  31. SKS with Silver Bear 124 grain Soft Point (7.62×39). Highly effective, have to become acclimated to the battle trigger of the SKS and yes the jacket will separate from the core on this Russian soft point ammo. I’ve killed many hogs up top 150 yards (haven’t tried further on hogs) and deer out to 200 yards. Normally they just flop around then die, occasionally you get a runner but if you placed your shot properly they aren’t going far.
    Don’t recommend this setup for “big game” like Elk, Moose, or Bear but it will handle anything in Southeast Texas.

  32. Here is Georgia we have in some areas with an abundance of wild hogs. I prefer to hunt them from up wind carrying either a Ruger Super Blackhawk Hunter in .44 magnum or a Glock 40 MOS in 10 mm. I also carry a short trigger stick to shoot from the kneeling or sitting position.

  33. Not much for hog hunting in Montana, but I believe my 45-70 would do just fine. Maybe even my Ruger 44 mag Super Blackhawk

  34. I use what ever I have at the time. Ruger American Predator in 6.5 Creedmoor, M14 (civilianized), Marlin 30-30, Winchester Model 70 in 300 WSM.

  35. While I do like my long guns, I prefer using a revolver for northern Calif. hogs. I use either a Ruger Super Redhawk, with 300 grain Hornady XTP bullet. Pushed to 1250fps. Works wonders on big hogs. Leopold 2x handgun scope on top.
    When the game gets bigger (elk or buffalo) Taurus Raging Bull 454 Casual, Same weight and make bullet only magnum version. 1875fps. Optics vary. Haven’t found one that doesn’t break.

  36. rudymacias67@gmail.com

    I use my trusty and faithful SKS for killing HOGS. The 7.62×39 is a HOG KILLING MACHINE. When it hits it tumbles beautiful, there is never any running involved.

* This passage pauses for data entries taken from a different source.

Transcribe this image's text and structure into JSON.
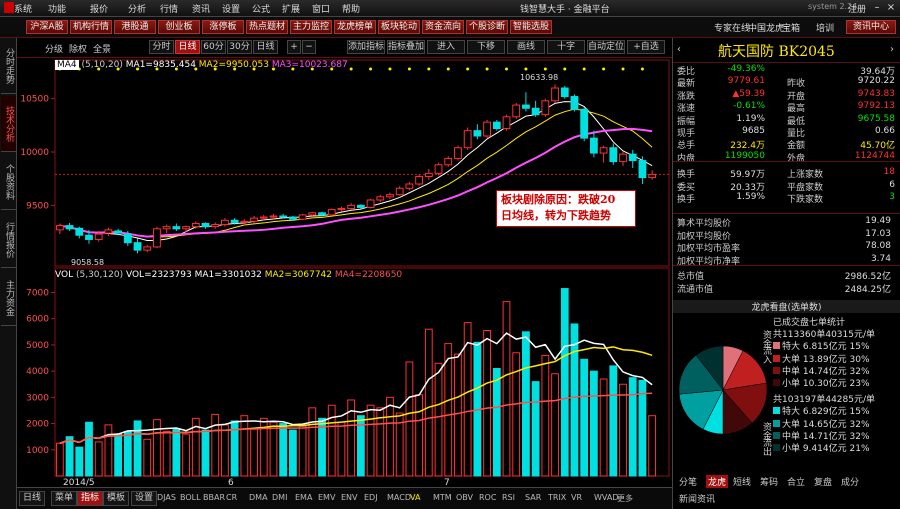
{
  "titlebar": {
    "menu": [
      "系统",
      "功能",
      "报价",
      "分析",
      "行情",
      "资讯",
      "设置",
      "公式",
      "扩展",
      "窗口",
      "帮助"
    ],
    "title": "钱智慧大手 · 金融平台",
    "version": "system 2.24",
    "login": "注册"
  },
  "toolbar": {
    "buttons": [
      "沪深A股",
      "机构行情",
      "港股通",
      "创业板",
      "涨停板",
      "热点题材",
      "主力监控",
      "龙虎榜单",
      "板块轮动",
      "资金流向",
      "个股诊断",
      "智能选股"
    ],
    "right": [
      "专家在线",
      "中国龙虎",
      "宝箱",
      "培训"
    ],
    "rightbtn": "资讯中心"
  },
  "leftstrip": [
    "分时走势",
    "技术分析",
    "个股资料",
    "行情报价",
    "主力资金"
  ],
  "charttb": {
    "left": [
      "分级",
      "除权",
      "全景"
    ],
    "periods": [
      "分时",
      "日线",
      "60分",
      "30分",
      "日线"
    ],
    "tools": [
      "添加指标",
      "指标叠加",
      "进入",
      "下移",
      "画线",
      "十字",
      "自动定位",
      "+自选"
    ]
  },
  "legend_ma": {
    "name": "MA4",
    "params": "(5,10,20)",
    "ma1": "MA1=9835.454",
    "ma2": "MA2=9950.053",
    "ma3": "MA3=10023.687"
  },
  "legend_vol": {
    "name": "VOL",
    "params": "(5,30,120)",
    "vol": "VOL=2323793",
    "ma1": "MA1=3301032",
    "ma2": "MA2=3067742",
    "ma4": "MA4=2208650"
  },
  "annotation": {
    "lines": [
      "板块剧除原因：跌破20",
      "日均线，转为下跌趋势"
    ]
  },
  "price_marks": {
    "high": "10633.98",
    "low": "9058.58"
  },
  "chart_data": [
    {
      "type": "candlestick",
      "price_axis": [
        9500,
        10000,
        10500
      ],
      "price_ylim": [
        8950,
        10750
      ],
      "candles": [
        [
          9270,
          9330,
          9230,
          9310
        ],
        [
          9310,
          9335,
          9260,
          9280
        ],
        [
          9285,
          9300,
          9190,
          9220
        ],
        [
          9220,
          9270,
          9140,
          9180
        ],
        [
          9180,
          9260,
          9160,
          9230
        ],
        [
          9240,
          9290,
          9210,
          9270
        ],
        [
          9260,
          9280,
          9220,
          9240
        ],
        [
          9230,
          9260,
          9120,
          9150
        ],
        [
          9150,
          9190,
          9050,
          9080
        ],
        [
          9080,
          9130,
          9060,
          9110
        ],
        [
          9110,
          9300,
          9100,
          9280
        ],
        [
          9280,
          9320,
          9240,
          9300
        ],
        [
          9300,
          9330,
          9260,
          9280
        ],
        [
          9280,
          9310,
          9250,
          9300
        ],
        [
          9300,
          9350,
          9280,
          9330
        ],
        [
          9330,
          9340,
          9280,
          9300
        ],
        [
          9300,
          9340,
          9280,
          9320
        ],
        [
          9320,
          9380,
          9300,
          9360
        ],
        [
          9360,
          9380,
          9320,
          9340
        ],
        [
          9340,
          9370,
          9310,
          9350
        ],
        [
          9350,
          9400,
          9330,
          9380
        ],
        [
          9380,
          9410,
          9360,
          9390
        ],
        [
          9390,
          9420,
          9370,
          9400
        ],
        [
          9400,
          9420,
          9380,
          9390
        ],
        [
          9390,
          9400,
          9360,
          9370
        ],
        [
          9370,
          9420,
          9360,
          9410
        ],
        [
          9410,
          9440,
          9400,
          9430
        ],
        [
          9430,
          9440,
          9400,
          9410
        ],
        [
          9410,
          9470,
          9400,
          9460
        ],
        [
          9460,
          9490,
          9440,
          9470
        ],
        [
          9470,
          9520,
          9460,
          9500
        ],
        [
          9500,
          9510,
          9470,
          9480
        ],
        [
          9480,
          9560,
          9470,
          9550
        ],
        [
          9550,
          9600,
          9530,
          9580
        ],
        [
          9580,
          9620,
          9560,
          9600
        ],
        [
          9600,
          9680,
          9590,
          9660
        ],
        [
          9660,
          9720,
          9640,
          9700
        ],
        [
          9700,
          9790,
          9680,
          9770
        ],
        [
          9770,
          9840,
          9740,
          9800
        ],
        [
          9800,
          9900,
          9780,
          9880
        ],
        [
          9880,
          9960,
          9860,
          9940
        ],
        [
          9940,
          10060,
          9920,
          10040
        ],
        [
          10040,
          10230,
          10020,
          10200
        ],
        [
          10200,
          10260,
          10120,
          10150
        ],
        [
          10150,
          10300,
          10130,
          10280
        ],
        [
          10280,
          10300,
          10200,
          10220
        ],
        [
          10220,
          10350,
          10200,
          10330
        ],
        [
          10330,
          10460,
          10310,
          10440
        ],
        [
          10440,
          10560,
          10380,
          10410
        ],
        [
          10410,
          10480,
          10330,
          10350
        ],
        [
          10350,
          10500,
          10330,
          10480
        ],
        [
          10480,
          10634,
          10460,
          10600
        ],
        [
          10600,
          10620,
          10500,
          10520
        ],
        [
          10520,
          10540,
          10380,
          10400
        ],
        [
          10400,
          10420,
          10100,
          10130
        ],
        [
          10130,
          10200,
          9950,
          9990
        ],
        [
          9990,
          10060,
          9900,
          10040
        ],
        [
          10040,
          10080,
          9880,
          9910
        ],
        [
          9910,
          10000,
          9870,
          9980
        ],
        [
          9980,
          10020,
          9850,
          9920
        ],
        [
          9920,
          9960,
          9700,
          9760
        ],
        [
          9760,
          9830,
          9740,
          9790
        ]
      ]
    },
    {
      "type": "bar",
      "volume_axis": [
        1000,
        2000,
        3000,
        4000,
        5000,
        6000,
        7000
      ],
      "volume_ylim": [
        0,
        7400
      ],
      "volume": [
        1250,
        1500,
        1100,
        2050,
        1300,
        1950,
        1600,
        1700,
        2100,
        1400,
        2150,
        1700,
        1800,
        1600,
        2200,
        1750,
        2350,
        1950,
        2100,
        2300,
        1800,
        2200,
        2050,
        2000,
        1750,
        1900,
        2600,
        2200,
        2700,
        2050,
        2900,
        2300,
        2700,
        2600,
        3000,
        2400,
        4350,
        3100,
        5600,
        4300,
        5050,
        4650,
        5850,
        5100,
        5550,
        4100,
        6650,
        4700,
        5500,
        3600,
        4600,
        3900,
        7150,
        5800,
        4450,
        4000,
        3700,
        4200,
        3500,
        3750,
        3650,
        2300
      ]
    },
    {
      "type": "pie",
      "title": "龙虎看盘(选单数)",
      "labels": [
        "特大",
        "大单",
        "中单",
        "小单",
        "特大",
        "大单",
        "中单",
        "小单"
      ],
      "values": [
        15,
        30,
        32,
        23,
        15,
        32,
        32,
        21
      ]
    }
  ],
  "volume_marks": {
    "x_labels": [
      "2014/5",
      "6",
      "7"
    ]
  },
  "bottombar": {
    "left": [
      "日线",
      "菜单",
      "指标",
      "模板",
      "设置"
    ],
    "indicators": [
      "DJAS",
      "BOLL",
      "BBAR",
      "CR",
      "DMA",
      "DMI",
      "EMA",
      "EMV",
      "ENV",
      "EDJ",
      "MACD",
      "VA",
      "MTM",
      "OBV",
      "ROC",
      "RSI",
      "SAR",
      "TRIX",
      "VR",
      "WVAD",
      "更多"
    ]
  },
  "quote": {
    "name": "航天国防",
    "code": "BK2045",
    "rows": [
      {
        "l": "委比",
        "v1": "-49.36%",
        "c1": "grn",
        "l2": "",
        "v2": "39.64万",
        "c2": "wht"
      },
      {
        "l": "最新",
        "v1": "9779.61",
        "c1": "red",
        "l2": "昨收",
        "v2": "9720.22",
        "c2": "wht"
      },
      {
        "l": "涨跌",
        "v1": "▲59.39",
        "c1": "red",
        "l2": "开盘",
        "v2": "9743.83",
        "c2": "red"
      },
      {
        "l": "涨速",
        "v1": "-0.61%",
        "c1": "grn",
        "l2": "最高",
        "v2": "9792.13",
        "c2": "red"
      },
      {
        "l": "振幅",
        "v1": "1.19%",
        "c1": "wht",
        "l2": "最低",
        "v2": "9675.58",
        "c2": "grn"
      },
      {
        "l": "现手",
        "v1": "9685",
        "c1": "wht",
        "l2": "量比",
        "v2": "0.66",
        "c2": "wht"
      },
      {
        "l": "总手",
        "v1": "232.4万",
        "c1": "yel",
        "l2": "金额",
        "v2": "45.70亿",
        "c2": "yel"
      },
      {
        "l": "内盘",
        "v1": "1199050",
        "c1": "grn",
        "l2": "外盘",
        "v2": "1124744",
        "c2": "red"
      },
      {
        "l": "换手",
        "v1": "59.97万",
        "c1": "wht",
        "l2": "上涨家数",
        "v2": "18",
        "c2": "red"
      },
      {
        "l": "委买",
        "v1": "20.33万",
        "c1": "wht",
        "l2": "平盘家数",
        "v2": "6",
        "c2": "wht"
      },
      {
        "l": "换手",
        "v1": "1.59%",
        "c1": "wht",
        "l2": "下跌家数",
        "v2": "3",
        "c2": "grn"
      }
    ],
    "stats": [
      {
        "l": "算术平均股价",
        "v": "19.49"
      },
      {
        "l": "加权平均股价",
        "v": "17.03"
      },
      {
        "l": "加权平均市盈率",
        "v": "78.08"
      },
      {
        "l": "加权平均市净率",
        "v": "3.74"
      },
      {
        "l": "总市值",
        "v": "2986.52亿"
      },
      {
        "l": "流通市值",
        "v": "2484.25亿"
      }
    ]
  },
  "dragon": {
    "title": "龙虎看盘(选单数)",
    "left_v": [
      "资金",
      "流入",
      "资金",
      "流出"
    ],
    "rows": [
      {
        "t": "已成交盘七单统计",
        "c": "#ddd",
        "sw": ""
      },
      {
        "t": "共113360单40315元/单",
        "c": "#ddd",
        "sw": ""
      },
      {
        "t": "特大  6.815亿元   15%",
        "c": "#ddd",
        "sw": "#e0707a"
      },
      {
        "t": "大单  13.89亿元   30%",
        "c": "#ddd",
        "sw": "#c02020"
      },
      {
        "t": "中单  14.74亿元   32%",
        "c": "#ddd",
        "sw": "#801010"
      },
      {
        "t": "小单  10.30亿元   23%",
        "c": "#ddd",
        "sw": "#400808"
      },
      {
        "t": "共103197单44285元/单",
        "c": "#ddd",
        "sw": ""
      },
      {
        "t": "特大  6.829亿元   15%",
        "c": "#ddd",
        "sw": "#00e0e0"
      },
      {
        "t": "大单  14.65亿元   32%",
        "c": "#ddd",
        "sw": "#00a0a0"
      },
      {
        "t": "中单  14.71亿元   32%",
        "c": "#ddd",
        "sw": "#006060"
      },
      {
        "t": "小单  9.414亿元   21%",
        "c": "#ddd",
        "sw": "#003030"
      }
    ],
    "tabs": [
      "分笔",
      "龙虎",
      "短线",
      "筹码",
      "合立",
      "复盘",
      "成分"
    ],
    "footer": "新闻资讯"
  },
  "colors": {
    "up": "#ff3030",
    "down": "#00e0e0",
    "ma1": "#ffffff",
    "ma2": "#ffea00",
    "ma3": "#ff50ff",
    "accent": "#a01010"
  }
}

  37. Well I have used my 2506 to hunt wild boar in North Carolina and they dropped on the spot hand loads with 120 grain round nose. I have a new 6.5 creedmoor to try out on them and I think it will do even better at taken them down. Load your own ammo and find a bullet that works for you and shoot placement does more then using a large bore rifle and you can eat the meat as it isn’t all tore up.